“And she is the Queen of St Petersburg, the Countess Bezukhova,” she said, pointing to Hélène as she walked in.
“How lovely! She could rival Maria Antonovna; see how the old and young flock around her. She is both beautiful and clever. They say that the prince is… mad about her. And as for those two, they may not be so pretty but they have even more people around them.”
She pointed to a woman who was walking across the room with her plain daughter.
“She is a millionaire bride,” said Mrs Peronskaya. “And those are her suitors.”
“That is Countess Bezukhova’s brother, Anatole Kuragin,” she said, gesturing towards a handsome cavalry guard as he passed by, his head held high and looking beyond them. “He is so fine, is he not? They say he is to be married to the rich girl. Your cousin Drubetskoy is also very attracted to her, too. It is said that she has millions of admirers. And that that is the French ambassador himself,” she said, as the countess enquired about Caulaincourt. “Look at him – he’s like some kind of king. But still, the French are so very nice. There is no-one nicer in society. Ah, there she is. No, our Maria Antonovna is the best of all! And she is so simply dressed. Delightful!”
“And as for that plump gentleman in the glasses – the worldly freemason,” said Mrs Peronskaya, pointing to Bezukhov, “if you stand him next to his wife he is such a laughing stock.”
As Pierre walked along, waddling under the weight of his amply proportioned body, he parted the crowd, nodding to right and left so nonchalantly and good-naturedly, as if he was wandering through a busy market. He was clearly looking for someone as he made his way through the mass of people.
Natasha was pleased to see the familiar face of Pierre, the ‘laughing-stock’ as Mrs Peronskaya called him, and knew that he was looking for them, and in particular for her. Pierre had promised her he would be at the ball and introduce her to the young men.
Before he reached them, though, he stopped next to a very handsome, dark-haired man of medium height, wearing a white uniform, who was standing by the window and chatting with a tall gentleman with stars and a ribbon on his uniform. Natasha immediately recognised the young man of medium height, in the white uniform: it was Bolkonsky, who seemed to have become younger, happier and finer.
“We already know Bolkonsky over there. Do you see him, Mama?” Natasha said, pointing to Prince Andrei. “Do you remember, he stayed overnight at our house in Otradnoye?”
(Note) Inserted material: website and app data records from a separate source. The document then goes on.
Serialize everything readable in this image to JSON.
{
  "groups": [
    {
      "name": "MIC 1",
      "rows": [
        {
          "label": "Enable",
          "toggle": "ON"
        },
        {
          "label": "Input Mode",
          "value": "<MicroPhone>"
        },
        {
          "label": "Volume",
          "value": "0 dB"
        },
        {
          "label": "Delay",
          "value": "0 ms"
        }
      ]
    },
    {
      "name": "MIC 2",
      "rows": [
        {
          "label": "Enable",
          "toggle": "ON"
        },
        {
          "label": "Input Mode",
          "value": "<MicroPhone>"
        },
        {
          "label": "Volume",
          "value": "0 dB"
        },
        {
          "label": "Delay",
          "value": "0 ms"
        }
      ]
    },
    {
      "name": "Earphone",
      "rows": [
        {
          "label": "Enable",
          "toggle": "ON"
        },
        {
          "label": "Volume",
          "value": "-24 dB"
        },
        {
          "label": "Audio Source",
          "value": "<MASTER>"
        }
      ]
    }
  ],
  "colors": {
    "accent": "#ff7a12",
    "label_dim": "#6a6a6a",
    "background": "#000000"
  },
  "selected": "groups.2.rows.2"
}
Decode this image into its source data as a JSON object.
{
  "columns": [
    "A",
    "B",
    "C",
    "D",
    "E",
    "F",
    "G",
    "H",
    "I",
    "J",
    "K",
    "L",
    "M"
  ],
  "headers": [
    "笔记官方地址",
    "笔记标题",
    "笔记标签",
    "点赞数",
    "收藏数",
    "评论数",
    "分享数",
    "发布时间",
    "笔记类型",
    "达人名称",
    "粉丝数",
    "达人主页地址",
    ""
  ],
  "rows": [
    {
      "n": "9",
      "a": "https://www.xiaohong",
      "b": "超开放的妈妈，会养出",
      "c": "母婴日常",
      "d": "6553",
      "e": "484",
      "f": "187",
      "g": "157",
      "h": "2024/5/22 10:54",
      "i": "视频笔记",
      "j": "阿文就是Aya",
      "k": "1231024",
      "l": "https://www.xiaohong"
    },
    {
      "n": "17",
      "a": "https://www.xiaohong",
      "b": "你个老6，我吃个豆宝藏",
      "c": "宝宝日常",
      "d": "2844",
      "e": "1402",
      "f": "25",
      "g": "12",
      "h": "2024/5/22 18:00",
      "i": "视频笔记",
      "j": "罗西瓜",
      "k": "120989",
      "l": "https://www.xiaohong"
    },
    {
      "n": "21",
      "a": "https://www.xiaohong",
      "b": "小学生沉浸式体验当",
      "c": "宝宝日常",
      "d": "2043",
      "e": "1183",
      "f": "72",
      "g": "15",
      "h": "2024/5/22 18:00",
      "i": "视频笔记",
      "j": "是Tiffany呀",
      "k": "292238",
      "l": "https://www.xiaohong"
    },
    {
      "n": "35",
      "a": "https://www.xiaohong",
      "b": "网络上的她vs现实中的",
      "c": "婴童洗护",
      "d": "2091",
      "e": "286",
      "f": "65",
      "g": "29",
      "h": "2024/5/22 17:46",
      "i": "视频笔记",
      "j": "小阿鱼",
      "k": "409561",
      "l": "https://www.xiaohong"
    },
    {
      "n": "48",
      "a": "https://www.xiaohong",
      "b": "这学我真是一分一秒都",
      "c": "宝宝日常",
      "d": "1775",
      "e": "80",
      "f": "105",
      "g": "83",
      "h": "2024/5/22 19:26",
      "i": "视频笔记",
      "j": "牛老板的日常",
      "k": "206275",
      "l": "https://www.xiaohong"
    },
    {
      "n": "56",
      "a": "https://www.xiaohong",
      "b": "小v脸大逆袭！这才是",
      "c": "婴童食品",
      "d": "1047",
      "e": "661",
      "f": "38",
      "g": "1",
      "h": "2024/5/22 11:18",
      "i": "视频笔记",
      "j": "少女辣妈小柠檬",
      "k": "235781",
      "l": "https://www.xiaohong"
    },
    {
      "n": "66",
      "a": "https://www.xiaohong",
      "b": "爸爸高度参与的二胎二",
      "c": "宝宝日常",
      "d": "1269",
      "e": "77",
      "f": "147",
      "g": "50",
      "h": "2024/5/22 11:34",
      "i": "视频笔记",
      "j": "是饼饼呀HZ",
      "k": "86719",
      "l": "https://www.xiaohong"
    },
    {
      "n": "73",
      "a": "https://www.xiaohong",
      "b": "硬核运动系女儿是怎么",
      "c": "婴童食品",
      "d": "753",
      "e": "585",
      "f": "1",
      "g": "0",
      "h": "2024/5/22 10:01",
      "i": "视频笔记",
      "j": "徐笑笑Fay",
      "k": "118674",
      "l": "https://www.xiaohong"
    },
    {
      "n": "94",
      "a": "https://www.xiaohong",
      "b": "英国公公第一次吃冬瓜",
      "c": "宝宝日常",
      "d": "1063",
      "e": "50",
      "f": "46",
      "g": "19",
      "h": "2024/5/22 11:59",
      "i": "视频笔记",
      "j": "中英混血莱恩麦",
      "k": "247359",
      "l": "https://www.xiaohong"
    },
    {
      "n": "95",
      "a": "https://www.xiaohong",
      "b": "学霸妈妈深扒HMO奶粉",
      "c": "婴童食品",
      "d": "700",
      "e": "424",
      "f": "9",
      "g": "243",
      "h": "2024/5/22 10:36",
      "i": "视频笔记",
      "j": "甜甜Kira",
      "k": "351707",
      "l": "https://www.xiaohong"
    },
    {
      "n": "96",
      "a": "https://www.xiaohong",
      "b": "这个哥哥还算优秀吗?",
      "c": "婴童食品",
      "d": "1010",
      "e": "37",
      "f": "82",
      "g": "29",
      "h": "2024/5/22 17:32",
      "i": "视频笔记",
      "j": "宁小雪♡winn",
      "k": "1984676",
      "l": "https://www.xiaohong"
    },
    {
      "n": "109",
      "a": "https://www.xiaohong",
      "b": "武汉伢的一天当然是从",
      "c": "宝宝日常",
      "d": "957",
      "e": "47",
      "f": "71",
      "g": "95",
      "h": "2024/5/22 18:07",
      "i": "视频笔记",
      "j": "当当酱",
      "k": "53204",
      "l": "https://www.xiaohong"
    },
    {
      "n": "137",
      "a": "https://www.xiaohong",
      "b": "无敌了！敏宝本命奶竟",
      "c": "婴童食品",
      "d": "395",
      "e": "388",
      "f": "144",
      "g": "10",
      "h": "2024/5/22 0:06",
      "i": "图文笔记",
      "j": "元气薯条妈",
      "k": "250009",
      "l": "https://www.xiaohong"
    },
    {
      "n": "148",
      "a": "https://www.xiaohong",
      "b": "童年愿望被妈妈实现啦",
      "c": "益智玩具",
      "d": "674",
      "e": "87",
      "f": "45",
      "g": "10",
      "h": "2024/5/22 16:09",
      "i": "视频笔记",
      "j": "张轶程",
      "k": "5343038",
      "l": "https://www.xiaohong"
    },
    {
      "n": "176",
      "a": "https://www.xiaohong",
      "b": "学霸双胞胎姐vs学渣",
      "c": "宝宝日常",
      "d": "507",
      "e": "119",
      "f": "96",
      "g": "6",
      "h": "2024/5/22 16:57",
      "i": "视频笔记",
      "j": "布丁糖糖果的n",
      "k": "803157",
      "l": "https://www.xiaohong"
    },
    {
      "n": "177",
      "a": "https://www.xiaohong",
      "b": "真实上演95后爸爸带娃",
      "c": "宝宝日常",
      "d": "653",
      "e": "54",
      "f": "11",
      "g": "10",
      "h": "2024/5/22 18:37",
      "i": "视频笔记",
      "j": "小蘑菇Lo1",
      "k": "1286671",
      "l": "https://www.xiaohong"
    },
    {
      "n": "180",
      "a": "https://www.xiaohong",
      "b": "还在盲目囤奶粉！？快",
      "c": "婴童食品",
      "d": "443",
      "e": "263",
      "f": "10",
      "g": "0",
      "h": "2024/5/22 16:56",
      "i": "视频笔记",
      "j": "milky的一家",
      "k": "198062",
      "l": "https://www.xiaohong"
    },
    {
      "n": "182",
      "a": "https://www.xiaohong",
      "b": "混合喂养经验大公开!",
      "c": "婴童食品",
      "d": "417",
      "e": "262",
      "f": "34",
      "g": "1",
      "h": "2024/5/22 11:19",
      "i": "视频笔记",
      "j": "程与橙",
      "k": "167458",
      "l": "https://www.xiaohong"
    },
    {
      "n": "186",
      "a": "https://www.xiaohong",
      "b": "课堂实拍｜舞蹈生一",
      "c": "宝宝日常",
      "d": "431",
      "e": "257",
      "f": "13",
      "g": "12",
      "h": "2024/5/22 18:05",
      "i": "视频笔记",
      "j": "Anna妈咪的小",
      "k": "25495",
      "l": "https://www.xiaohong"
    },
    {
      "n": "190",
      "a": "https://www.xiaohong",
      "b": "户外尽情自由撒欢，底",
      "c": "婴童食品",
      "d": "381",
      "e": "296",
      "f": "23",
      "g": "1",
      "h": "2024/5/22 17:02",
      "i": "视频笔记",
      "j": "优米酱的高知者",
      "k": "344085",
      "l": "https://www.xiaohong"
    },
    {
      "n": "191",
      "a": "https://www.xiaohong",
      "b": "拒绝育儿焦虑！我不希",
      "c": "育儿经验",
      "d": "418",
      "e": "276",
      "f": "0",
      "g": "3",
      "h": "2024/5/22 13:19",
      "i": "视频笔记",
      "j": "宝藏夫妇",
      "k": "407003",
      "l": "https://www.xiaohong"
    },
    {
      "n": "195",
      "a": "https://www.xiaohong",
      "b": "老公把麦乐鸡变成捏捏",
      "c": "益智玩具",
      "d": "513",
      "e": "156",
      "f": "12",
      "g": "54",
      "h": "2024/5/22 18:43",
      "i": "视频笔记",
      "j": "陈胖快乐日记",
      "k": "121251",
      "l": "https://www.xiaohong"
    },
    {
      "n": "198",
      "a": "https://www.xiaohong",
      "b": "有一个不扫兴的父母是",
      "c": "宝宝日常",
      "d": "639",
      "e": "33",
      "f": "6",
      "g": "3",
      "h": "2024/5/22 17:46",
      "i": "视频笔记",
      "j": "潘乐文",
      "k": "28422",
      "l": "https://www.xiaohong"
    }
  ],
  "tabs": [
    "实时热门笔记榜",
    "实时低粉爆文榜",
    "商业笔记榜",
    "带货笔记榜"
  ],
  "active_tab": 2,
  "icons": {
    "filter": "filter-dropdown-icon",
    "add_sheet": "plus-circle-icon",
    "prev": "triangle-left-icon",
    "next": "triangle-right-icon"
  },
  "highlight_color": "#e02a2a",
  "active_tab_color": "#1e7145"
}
“Oh, do you know him?” asked Mrs Peronskaya. “I cannot bear him. Il fait a present la pluie et le beau temps. His pride knows no bounds! He takes after his father. The person he is talking to is Speransky – they are working on some kind of project together. See how he behaves towards women! That one is talking to him, but he has turned away,” she said, pointing at him. “I would give him a piece of my mind if he treated me like that.”